| AIM OF THE TASK |
The lines to be copied are those below that contain "Christchurch".
--- START ---
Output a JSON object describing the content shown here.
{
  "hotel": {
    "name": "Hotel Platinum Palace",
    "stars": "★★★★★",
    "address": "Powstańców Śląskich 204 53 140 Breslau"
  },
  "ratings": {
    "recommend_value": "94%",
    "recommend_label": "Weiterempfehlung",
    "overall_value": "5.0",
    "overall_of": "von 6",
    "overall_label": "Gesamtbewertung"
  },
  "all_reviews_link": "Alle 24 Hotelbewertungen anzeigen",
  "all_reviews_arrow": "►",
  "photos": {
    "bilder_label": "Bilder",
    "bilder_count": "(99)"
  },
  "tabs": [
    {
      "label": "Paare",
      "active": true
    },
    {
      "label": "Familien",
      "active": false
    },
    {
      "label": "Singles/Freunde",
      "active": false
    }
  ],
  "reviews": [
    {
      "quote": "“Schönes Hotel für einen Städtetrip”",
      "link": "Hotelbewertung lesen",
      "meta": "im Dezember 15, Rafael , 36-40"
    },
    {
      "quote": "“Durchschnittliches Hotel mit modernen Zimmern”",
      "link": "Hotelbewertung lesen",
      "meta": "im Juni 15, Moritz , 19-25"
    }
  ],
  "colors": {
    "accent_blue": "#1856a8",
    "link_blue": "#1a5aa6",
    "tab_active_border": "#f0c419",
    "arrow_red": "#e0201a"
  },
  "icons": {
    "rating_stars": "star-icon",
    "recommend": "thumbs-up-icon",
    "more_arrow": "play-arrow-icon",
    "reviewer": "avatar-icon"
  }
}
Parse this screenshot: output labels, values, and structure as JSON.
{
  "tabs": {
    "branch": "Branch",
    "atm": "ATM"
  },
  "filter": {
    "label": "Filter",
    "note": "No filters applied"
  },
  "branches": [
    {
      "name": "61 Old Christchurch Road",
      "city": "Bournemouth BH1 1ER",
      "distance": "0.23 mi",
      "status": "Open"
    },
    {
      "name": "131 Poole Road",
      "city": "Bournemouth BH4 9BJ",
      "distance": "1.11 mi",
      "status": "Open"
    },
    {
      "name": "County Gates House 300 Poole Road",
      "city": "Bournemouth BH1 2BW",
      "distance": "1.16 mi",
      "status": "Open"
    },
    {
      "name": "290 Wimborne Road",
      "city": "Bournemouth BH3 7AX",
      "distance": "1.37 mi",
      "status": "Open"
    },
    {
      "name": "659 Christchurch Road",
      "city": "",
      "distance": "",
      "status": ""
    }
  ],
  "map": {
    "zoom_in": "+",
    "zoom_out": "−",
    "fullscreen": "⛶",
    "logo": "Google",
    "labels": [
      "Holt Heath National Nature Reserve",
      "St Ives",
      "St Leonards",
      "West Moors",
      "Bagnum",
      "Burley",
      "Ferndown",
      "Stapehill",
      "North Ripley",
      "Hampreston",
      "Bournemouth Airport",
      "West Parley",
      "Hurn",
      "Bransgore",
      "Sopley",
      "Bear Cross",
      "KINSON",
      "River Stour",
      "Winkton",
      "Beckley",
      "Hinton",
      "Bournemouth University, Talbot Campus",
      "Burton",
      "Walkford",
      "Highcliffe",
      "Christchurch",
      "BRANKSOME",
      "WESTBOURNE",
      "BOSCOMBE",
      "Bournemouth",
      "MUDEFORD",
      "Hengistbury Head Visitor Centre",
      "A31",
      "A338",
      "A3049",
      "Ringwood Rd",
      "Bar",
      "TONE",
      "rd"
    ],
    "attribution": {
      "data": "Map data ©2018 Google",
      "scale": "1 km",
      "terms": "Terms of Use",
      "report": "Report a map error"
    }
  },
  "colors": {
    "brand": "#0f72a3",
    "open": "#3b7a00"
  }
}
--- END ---
| RESPONSE FOR THIS EXERCISE |
      "name": "61 Old Christchurch Road",
      "name": "659 Christchurch Road",
      "Christchurch",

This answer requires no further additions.